Brexit has played right into the hands of the Scottish nationalists. Their perfect example of a “material change of circumstances” has come true. Providing a justification for another referendum and, they hope, a rallying cry for independence. So it is no surprise that the SNP manifesto launch again called for a referendum after the Brexit negotiations but before we have officially left the European Union. The nationalists hope that the risk and uncertainty from Brexit will persuade Scots to take a chance. Arguing that the UK (in their mind England) is choosing to be isolated in Europe, poorer and less tolerant. Scotland, they believe could be a leader in Europe, prosperous, connected and independent. They are wrong, Brexit has its challenges, and it is risky, but nothing is a bigger risk to Scotland’s future and place in the world than independence.
Firstly, the UK is more than just its EU membership: We are a permanent member of the UN Security Council; a member of NATO; the G7; the G20; the fifth largest economy in the world; a nuclear weapons state; part of the Commonwealth; the OECD and a ‘special friend’ of the United States. Yes we are leaving the EU, and this presents a massive challenge to our world standing, that is undeniable; we, however, do still have many cards in our favour. Our ability to pursue British interests and promote our values abroad is impressive despite Brexit. Being a leading global nation is more important than most recognise. Our world standing determines how secure we are, how much we trade and how influential we are. Nothing has more of an impact on our future than international agreements on tackling climate change, defeating terrorism and breaking down barriers to trade. The higher our world standing, the better the UK (and Scotland) can forward its interests in these world endeavours. If Scotland chooses independence, it would be giving up its world role entirely. Scotland would no longer be represented as highly in the UN, the Commonwealth and would be represented only by the EU at the G7, G20, WTO and its friendship with the USA would only be nostalgic. It’s a challenge, but the UK wants to be a leading global nation and if successful the opportunities are exciting. It would mean more trade, more influence, defending our interests and promoting a prosperous and safer future for us all. Scotland would be deliberately turning down those opportunities and choosing to leave far more, and far more critical international tables than the EU is.
Secondly, the biggest and most important single market that England, Wales, Scotland and Northern Ireland are part of is the UK’s market. The irony is lost on Nicola Sturgeon that she simultaneously argues that Scotland must stay part of the EU single market with its principal foreign trading partner but declare independence from the UK’s – which is Scotland’s most important trading partner. Nicola doubts that the UK will get a good Brexit deal, then wants to jump on the EU’s side in anticipation of a deal that goes against Scotland’s vital interest. It is dangerous how the SNP forget how significant trade with the UK is to Scotland. The future success of the Scotland and UK rests not only on securing the most comprehensive trade deal with the EU, but also the best trade agreements with countries around the world. It is impossible to achieve that if we sabotage our economy by rebuilding walls or barriers on our island to the detriment of Scottish, Welsh, English and Northern Irish people and businesses. Brexit is again a challenge, but faced with a prospect of a divided Kingdom it pails into insignificance.

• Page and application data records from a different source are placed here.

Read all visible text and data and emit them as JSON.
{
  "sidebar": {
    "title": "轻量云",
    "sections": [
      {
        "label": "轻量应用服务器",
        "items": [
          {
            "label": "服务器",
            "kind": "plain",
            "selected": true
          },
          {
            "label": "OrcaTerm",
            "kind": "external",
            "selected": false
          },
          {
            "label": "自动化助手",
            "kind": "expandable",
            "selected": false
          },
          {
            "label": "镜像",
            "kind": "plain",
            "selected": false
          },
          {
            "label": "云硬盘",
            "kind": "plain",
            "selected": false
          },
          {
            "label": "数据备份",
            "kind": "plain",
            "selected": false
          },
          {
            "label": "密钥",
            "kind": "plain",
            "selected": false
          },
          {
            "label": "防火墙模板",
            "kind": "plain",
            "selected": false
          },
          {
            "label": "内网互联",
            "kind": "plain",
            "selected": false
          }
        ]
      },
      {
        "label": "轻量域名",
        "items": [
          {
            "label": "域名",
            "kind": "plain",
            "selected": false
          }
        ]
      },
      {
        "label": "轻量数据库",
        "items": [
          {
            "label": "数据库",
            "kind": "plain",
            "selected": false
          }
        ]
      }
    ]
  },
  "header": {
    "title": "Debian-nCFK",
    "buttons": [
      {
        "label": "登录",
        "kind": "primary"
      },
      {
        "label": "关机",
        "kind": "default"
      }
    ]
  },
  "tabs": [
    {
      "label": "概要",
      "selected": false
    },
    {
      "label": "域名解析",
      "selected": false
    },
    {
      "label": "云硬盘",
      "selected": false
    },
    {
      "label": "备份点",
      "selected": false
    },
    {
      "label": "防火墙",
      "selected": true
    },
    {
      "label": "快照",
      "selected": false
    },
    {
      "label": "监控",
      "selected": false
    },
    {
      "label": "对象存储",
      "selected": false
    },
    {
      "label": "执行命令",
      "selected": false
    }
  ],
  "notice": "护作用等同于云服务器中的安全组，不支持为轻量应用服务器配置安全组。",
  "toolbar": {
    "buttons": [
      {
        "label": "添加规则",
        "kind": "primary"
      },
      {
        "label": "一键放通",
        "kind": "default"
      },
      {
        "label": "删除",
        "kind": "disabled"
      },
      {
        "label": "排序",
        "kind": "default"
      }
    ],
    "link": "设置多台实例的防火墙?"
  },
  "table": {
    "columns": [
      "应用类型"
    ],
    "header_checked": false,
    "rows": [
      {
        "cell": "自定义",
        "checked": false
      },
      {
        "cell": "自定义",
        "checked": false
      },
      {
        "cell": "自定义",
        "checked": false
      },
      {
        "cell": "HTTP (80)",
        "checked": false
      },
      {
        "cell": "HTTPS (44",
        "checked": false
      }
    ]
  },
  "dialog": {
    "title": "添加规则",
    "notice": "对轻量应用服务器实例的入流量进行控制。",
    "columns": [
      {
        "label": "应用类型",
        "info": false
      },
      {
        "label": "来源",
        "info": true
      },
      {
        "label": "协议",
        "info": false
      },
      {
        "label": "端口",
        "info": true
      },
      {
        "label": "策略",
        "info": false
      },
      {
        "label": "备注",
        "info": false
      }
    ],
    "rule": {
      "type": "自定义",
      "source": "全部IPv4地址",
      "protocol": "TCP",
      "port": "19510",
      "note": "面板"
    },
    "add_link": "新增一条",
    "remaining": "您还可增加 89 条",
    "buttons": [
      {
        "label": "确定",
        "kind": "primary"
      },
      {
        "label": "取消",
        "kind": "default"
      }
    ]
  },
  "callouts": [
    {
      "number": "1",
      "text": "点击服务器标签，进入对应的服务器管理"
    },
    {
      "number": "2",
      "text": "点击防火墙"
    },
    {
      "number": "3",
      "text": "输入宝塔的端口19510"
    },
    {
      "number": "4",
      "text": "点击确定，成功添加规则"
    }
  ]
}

Finally, Nicola’s case for an independent Scotland rests on it having a prosperous European future. Many hope this would mean retaining full EU membership, but it is important to remember a third of yes voters do not want to hand control back to Brussels. While the SNP insist that their policy remains full EU membership, it isn’t impossible that they could change this. Even with a referendum on the SNP timetable (before we officially leave) Scotland would still be pulled out of the EU as they would not be an independent country for at least two years that could then retain membership or apply for it. Ultimately Scotland will become independent outside the EU, at this point who knows what the SNP or Scotland could choose to do. A Norwegian model perhaps? Or full membership? Would Scotland accept no say and full regulation but with single market access, with the added control over Scottish fishing? Or, would Scotland choose to hand back all powers gained to Brussels, become a net contributor and a small state in a growing EU? The SNP would say at least Scotland had its own choice. They’re right it does. The choice though is poor; both options have little power and influence in Europe and both involve giving away power to Brussels. An independent Scotland’s European future is to be a small fish in an expanding pond, hardly an attractive option.
Scotland did not choose to leave the European Union; however, they did decide to remain part of the United Kingdom and make these decisions collectively. Above all, Scottish people recognise that they have a choice of futures. The SNP envisage Scotland as a small state in Europe, with little control and influence, separated from its family of nations. Whereas the Scottish Conservatives offer a future where Scotland gains more power outside the European Union and remains part of a larger and globally focused Union. Although achieving it will be a challenge if we are successful Scotland will be more prosperous and autonomous than ever before. Scotland’s choice at this election is clear, a global future in the world’s most successful Union or a smaller future, separated and divided with the only certainty of a smaller world role. Surly, independence is a bigger risk to Scotland than Brexit is?
Written by James Clark